The Big Sling is the reason that I went. For 50 dollars American, per couple (my son and I counted as a couple), you get loaded into a two-person seat, a bar is lowered down over you and they secure the bar with an old seat belt from a 1974 Pinto. Then they lean you back, pull on these already really tight springs and then with a "here you go" launch you about a 185 feet into the air. Think of it as a reverse bungee jump. I went from joking to HOLY CRAP!!!! in less than a second. By the time we had flipped around in the air and saw my house, your house and the International Space Station, I was into Wooooooooooooooo Hoooooooooooooooo mode. There was a moment in the ride that I announced, to the world it turned out, that my butt cheeks had clenched together. Did I mention that the ride was caught on camera? The entire ride is posted on YouTube. Here is the link: I'm the good looking one.
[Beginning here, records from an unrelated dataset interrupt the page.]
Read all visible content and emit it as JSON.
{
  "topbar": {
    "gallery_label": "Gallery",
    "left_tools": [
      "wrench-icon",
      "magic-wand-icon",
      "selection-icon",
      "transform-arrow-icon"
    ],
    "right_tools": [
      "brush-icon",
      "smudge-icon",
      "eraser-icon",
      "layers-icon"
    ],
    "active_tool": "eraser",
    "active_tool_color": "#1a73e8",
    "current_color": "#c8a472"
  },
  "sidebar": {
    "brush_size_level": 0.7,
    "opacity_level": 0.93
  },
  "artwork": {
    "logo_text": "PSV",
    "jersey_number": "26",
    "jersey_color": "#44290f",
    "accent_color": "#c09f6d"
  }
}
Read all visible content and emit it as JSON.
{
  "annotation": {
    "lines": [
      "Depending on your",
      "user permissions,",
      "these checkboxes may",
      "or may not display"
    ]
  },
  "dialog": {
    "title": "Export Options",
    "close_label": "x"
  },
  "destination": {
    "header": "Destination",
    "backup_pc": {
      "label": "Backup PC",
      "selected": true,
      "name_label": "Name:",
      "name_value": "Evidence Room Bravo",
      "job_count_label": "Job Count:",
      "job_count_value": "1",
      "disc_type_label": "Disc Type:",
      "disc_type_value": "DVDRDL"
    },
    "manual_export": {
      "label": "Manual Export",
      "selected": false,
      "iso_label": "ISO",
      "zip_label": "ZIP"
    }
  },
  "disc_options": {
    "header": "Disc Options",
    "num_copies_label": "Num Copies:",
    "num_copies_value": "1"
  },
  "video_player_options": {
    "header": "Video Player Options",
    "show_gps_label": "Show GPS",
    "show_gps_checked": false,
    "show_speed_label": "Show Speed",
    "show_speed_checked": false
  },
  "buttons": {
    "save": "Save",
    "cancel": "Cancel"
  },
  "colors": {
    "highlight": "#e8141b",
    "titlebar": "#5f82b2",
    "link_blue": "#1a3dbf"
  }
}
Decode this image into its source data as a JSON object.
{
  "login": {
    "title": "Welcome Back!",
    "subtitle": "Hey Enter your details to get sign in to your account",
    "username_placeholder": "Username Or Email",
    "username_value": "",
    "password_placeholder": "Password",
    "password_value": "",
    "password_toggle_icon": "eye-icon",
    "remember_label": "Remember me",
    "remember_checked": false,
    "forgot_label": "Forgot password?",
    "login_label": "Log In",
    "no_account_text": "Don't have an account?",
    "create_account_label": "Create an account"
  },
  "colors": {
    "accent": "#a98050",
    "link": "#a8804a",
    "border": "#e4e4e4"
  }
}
My stress had been seriously reduced. But not enough. Turns out that the Extreme Scream was 2 for the price of 1. Five minutes later we were strapped to the outside of a 185 foot tower, this time the safety equipment latch was a seat belt from a 1977 AMC Pacer Wagon. From my viewpoint on the ground I thought that this ride would be exhilarating. AND THEN THEY SHOT US INTO THE AIR LIKE WE WERE HUMAN ROCKETS! Gone was the relative safety of the ground. I experienced g-forces in the magnitude of 10 to 100, and then we went weightless, playfully being dropped and shot up and down like we were a baby on Papa's knee. Then the ride slowed down and began a slow climb to the top of the tower. In between yelling at my son I HATE YOU! a number of times, there was a click as the chair locked into place. 185 feet in the air. About that time my son pointed out that you could see all the way to the top of the hill, to the mall. And that's when some sicko on the ground pushed a button that dropped my seat ¾ of the way to the ground or about 140 feet. After the ride was over my stress, or shall I say the remaining stress, was completely gone.

So, for now my stress in gone and life is good. I'm going for long walks on the beach, listening to the sounds of children playing, happy just to be me.

And I can't wait until the Spring Fair in Puyallup to ride or get shot out of the Big Sling again.